Jeremy Côté

Reach Out

Amidst the deluge of useless emails came a gem that made my day.

It was December 30, 2020, in that liminal week where everything seems to stand still as we transition from one year to the next. I was in my own transition period. After completing an unorthodox master’s degree in theoretical physics, I was now a fresh PhD student trying to integrate myself in a new research group and university.

In fact, the email concerned this master’s program. It was from an undergraduate student, and it was remarkable for three reasons. First, she had enjoyed an essay I wrote about my experience in the program (when essentially the only other personal experience online was from a decade-old blog post). Second, she had also seen and loved my webcomic.
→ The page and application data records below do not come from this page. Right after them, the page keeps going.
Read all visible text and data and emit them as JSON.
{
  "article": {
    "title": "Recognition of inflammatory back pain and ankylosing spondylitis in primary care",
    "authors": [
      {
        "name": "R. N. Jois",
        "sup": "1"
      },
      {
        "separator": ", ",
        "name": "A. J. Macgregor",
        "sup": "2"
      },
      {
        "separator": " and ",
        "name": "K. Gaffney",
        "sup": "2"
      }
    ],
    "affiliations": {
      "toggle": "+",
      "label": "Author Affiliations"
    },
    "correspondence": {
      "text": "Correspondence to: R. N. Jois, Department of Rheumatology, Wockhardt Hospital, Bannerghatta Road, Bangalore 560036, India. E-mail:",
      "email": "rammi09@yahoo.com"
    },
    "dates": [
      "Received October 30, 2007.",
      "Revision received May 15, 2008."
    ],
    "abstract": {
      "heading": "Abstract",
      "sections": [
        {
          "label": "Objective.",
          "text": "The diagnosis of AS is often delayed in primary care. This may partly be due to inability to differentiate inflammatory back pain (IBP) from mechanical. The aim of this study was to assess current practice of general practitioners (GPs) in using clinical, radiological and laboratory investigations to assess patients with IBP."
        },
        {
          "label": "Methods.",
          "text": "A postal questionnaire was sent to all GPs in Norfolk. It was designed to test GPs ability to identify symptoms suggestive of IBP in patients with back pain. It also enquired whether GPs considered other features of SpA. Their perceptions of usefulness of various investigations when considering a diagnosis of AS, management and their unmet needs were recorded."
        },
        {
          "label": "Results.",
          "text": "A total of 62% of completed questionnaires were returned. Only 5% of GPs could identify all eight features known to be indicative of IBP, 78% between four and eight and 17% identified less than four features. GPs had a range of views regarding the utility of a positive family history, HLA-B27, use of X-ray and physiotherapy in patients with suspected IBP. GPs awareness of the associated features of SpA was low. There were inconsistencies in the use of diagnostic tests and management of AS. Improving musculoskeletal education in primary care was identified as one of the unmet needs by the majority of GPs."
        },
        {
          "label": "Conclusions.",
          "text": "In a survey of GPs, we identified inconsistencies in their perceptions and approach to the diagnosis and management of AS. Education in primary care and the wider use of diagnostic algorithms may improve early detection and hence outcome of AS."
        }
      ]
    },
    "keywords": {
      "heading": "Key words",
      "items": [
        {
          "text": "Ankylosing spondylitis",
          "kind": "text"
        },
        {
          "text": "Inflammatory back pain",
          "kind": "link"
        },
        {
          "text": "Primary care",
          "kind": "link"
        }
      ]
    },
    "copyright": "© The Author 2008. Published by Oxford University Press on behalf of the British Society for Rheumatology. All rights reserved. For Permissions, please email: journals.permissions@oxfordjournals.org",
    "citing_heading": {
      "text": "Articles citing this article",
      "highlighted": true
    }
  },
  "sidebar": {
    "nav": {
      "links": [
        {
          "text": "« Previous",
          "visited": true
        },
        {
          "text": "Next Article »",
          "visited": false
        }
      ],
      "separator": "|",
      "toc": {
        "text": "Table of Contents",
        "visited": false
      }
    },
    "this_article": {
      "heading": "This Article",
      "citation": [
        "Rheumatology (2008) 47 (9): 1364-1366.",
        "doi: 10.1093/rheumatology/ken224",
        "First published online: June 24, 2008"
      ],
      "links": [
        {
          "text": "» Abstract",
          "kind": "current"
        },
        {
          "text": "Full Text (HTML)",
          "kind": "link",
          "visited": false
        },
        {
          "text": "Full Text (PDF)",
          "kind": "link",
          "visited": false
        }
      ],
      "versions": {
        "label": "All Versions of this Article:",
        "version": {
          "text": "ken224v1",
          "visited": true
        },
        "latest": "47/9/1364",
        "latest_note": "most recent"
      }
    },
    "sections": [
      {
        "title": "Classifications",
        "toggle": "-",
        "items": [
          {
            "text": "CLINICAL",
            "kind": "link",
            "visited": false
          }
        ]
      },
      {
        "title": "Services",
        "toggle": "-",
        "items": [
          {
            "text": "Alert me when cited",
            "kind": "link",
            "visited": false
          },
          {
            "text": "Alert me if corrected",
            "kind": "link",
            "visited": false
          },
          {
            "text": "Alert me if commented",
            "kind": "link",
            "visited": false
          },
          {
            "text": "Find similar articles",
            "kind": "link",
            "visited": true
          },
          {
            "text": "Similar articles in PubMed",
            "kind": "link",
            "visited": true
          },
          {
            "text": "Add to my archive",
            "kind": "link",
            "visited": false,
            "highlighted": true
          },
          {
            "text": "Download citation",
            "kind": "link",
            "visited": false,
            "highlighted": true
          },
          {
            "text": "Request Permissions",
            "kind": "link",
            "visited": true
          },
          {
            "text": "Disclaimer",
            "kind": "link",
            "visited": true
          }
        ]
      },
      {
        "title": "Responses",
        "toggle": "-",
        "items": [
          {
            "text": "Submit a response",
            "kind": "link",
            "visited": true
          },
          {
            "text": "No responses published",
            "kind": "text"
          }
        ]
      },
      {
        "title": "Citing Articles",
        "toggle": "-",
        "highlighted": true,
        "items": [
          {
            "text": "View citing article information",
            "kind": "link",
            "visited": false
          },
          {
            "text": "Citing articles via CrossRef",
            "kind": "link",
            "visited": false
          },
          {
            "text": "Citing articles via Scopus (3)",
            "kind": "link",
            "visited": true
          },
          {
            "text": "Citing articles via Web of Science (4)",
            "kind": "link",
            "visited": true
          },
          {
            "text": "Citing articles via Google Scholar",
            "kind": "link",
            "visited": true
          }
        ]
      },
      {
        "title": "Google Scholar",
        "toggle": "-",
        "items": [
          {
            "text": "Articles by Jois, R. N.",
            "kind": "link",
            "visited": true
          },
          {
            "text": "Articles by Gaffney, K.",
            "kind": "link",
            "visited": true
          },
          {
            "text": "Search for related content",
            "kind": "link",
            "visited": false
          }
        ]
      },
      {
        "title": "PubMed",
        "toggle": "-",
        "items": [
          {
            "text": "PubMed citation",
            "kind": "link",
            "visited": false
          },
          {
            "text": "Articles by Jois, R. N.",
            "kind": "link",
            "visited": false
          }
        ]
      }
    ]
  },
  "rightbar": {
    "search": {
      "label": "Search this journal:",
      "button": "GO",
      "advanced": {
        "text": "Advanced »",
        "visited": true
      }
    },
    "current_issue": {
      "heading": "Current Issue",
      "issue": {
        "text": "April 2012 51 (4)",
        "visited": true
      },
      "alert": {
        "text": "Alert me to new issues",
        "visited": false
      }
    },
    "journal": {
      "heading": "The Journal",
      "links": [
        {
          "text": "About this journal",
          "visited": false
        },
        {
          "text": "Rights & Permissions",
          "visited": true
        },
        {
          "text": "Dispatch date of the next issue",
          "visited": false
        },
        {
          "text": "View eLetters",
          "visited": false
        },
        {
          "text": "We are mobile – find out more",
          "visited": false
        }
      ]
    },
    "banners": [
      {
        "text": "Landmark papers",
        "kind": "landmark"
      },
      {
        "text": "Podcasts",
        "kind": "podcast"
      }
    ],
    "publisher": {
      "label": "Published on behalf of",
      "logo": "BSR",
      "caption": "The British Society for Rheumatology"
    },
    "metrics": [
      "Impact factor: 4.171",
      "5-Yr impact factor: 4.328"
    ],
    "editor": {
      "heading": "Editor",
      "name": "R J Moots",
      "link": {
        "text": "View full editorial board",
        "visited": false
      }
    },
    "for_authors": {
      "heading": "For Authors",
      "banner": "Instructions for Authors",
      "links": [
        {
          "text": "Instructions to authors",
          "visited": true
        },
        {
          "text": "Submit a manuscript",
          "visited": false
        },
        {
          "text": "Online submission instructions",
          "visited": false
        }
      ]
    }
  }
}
And third, I had no idea who she was, which meant they had literally reached out from the goodness of her heart.

This email kicked off an exchange with the student, and I was fortunate to play a part in helping her apply and join the program. All because she did more than just read my work. She reached out.

In writing this essay, I went back and read the email. It still brings a smile to my face! Having someone take the time to write and say they enjoyed my work is such a nice feeling. It validates that I’m on the right path, doing work that matters to others, and not shouting in the void. Believe me: the usual response to my work is radio silence.

And yet, I didn’t reach out to creators as often as I could. My default was to read an article or book, take about three seconds to contemplate it, and then move on to the next thing. It’s easier to read something new than to switch contexts, find a way to contact someone, and compose a note. Each task added extra friction, nudging me away from acting until it became a habit. I was as guilty as anyone of doing this, despite knowing how lovely it is to receive a kind word from others.

As a writer and artist, I can tell you: It means so much to get a nice note from someone that says your work moved them. And for the 99% of us who aren’t so famous that we’re inundated in emails, I suspect most would be glad to hear from you. I like email because it’s personal, but commenting on their site or mentioning them on social media can also work. Who knows, you may even forge a connection with the artist that turns you from a passive reader to an active fan.

I know I did. I’m a huge fan of the mathematician Jim Propp’s monthly essays. One month, I decided to go beyond reading. I reached out, thanked him for his work, and offered to give feedback on his early drafts. I’ve done so many times since. I became an active fan, and that wouldn’t have been possible without sending an email.

Now, I fight back against my impulse to simply move on. If I come across a piece I really like, I write the creator a quick email. Nothing fancy, just a heartfelt message that expresses what I like about their work. My favourite part is hearing back from the artist who is usually so appreciative that I took the time to reach out. I try to do this a few times a week because it’s a kindness that costs me so little yet provides the artist so much.

For a medium we often associate with busywork and drudgery, email also offers us an opportunity. Whose day will you make by sending a note of appreciation?

Thank you to Jennifer Morales, Jeff Giesea, Robert Tracinski, Becky Isjwara, Sarah Khan, Michaela Kerem, Tina Marsh Dalton, and Alex Telford for feedback on my initial draft.